arduino, solar power controller, solar panel, inverter

The entire solar panel including the solar panel charge controller on the right, the inverter and associated equipment in the center, and the front-end Arduino controller on the left

Were there some aspects of this project that you struggled with?

Well, the simplicity of the operation of this device does come at a cost.

The software which implements all the various possibilities of pushbutton combinations is quite involved and required about 800 lines of Arduino/C++ code.

Congratulations on completing such a task! What other components did you use in your project?

The controller is implemented by an Arduino MEGA2560 microcomputer programmed in Arduino/ C++ language.

It consists of the MEGA2560, a 40 character by 4-line LCD display, three push buttons, an on/off switch, and all of the necessary signal conditioning and interface circuitry.

Arduino code:

Ray was kind enough to share his source code with us. You can see his code listed below:

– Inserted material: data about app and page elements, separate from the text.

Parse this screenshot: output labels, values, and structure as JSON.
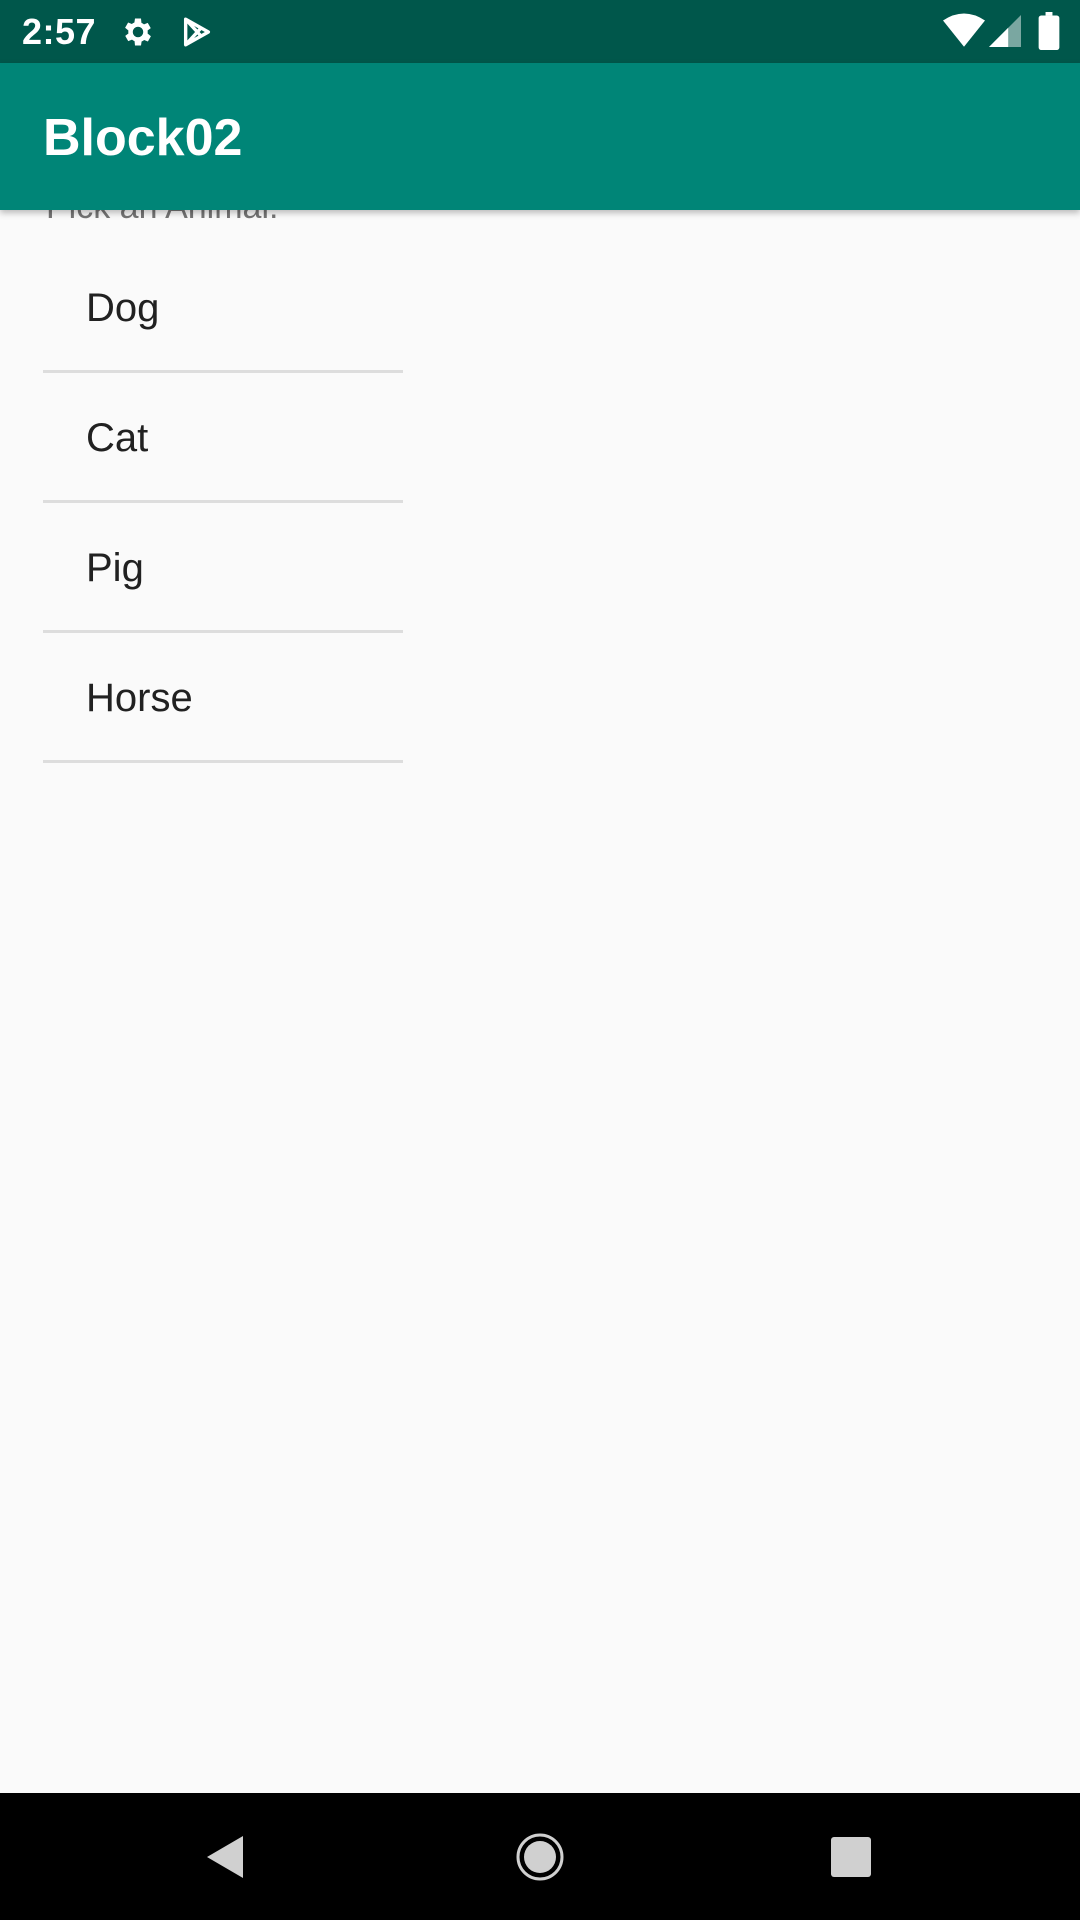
{
  "status_bar": {
    "time": "2:57",
    "icons": [
      "settings-icon",
      "play-store-icon",
      "wifi-icon",
      "signal-icon",
      "battery-icon"
    ]
  },
  "app_bar": {
    "title": "Block02",
    "color": "#008577"
  },
  "main": {
    "prompt": "Pick an Animal:",
    "animals": [
      "Dog",
      "Cat",
      "Pig",
      "Horse"
    ]
  },
  "nav_bar": {
    "buttons": [
      "back-icon",
      "home-icon",
      "recents-icon"
    ]
  }
}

Ray also included his design files for his project; check those out here:

Solar Power Controller Design File

Solar Power Controller Design File – Addeendum

About Ray:

Ray has a Ph.D. in Electrical Engineering, with experience programming in several different languages.

However, this is his first time programming in C++. He is an 80-year-old retiree who developed a newfound interest in Arduino as an affordable platform to accomplish his goals.

3 Comments

  1. Avatar Mike Koens on May 10, 2019 at 4:45 am

    Wow Ray, that is impressive. I have been considering a similar unit for my solar setup, which is very similar to yours,1.8kw of PV panels, 48 volt 600Ahr battery and a 5kw inverter with built in MPPT charger. The one thing I want to do differently, is to switch an optional extra load into the circuit, if the batteries reach full charge with plenty of solar input still available, such as a small aircon unit on the battery box, or an ice maker. I also want to run two inverters, a smaller 500 watt or 1 kw unit when load conditions are light. I find the 5 kw inverter is drawing nearly 2 amps from the battery all night, even without a load at all, and this is a waste of solar/battery power,whereas a smaller inverter will draw proportionally less power at low loads.

  2. Avatar Jay on May 14, 2019 at 12:13 am

    This is awesome, I live in Australia and we get rebates from the government to put up solar on our roof. Any chance you will consider releasing the lot of it as open source code and hardware? I don’t remember seeing where you lived but if you had sun like us this system would be so much better than the 1/4 of the cost you get back from putting it in the grid. So we may pay $0.28 per kw and get $0.08 back

    • Avatar Michael James on May 15, 2019 at 4:41 pm

      Hi Jay, we updated the post to include Rays code and his design write up. I hope this helps!

Leave a Comment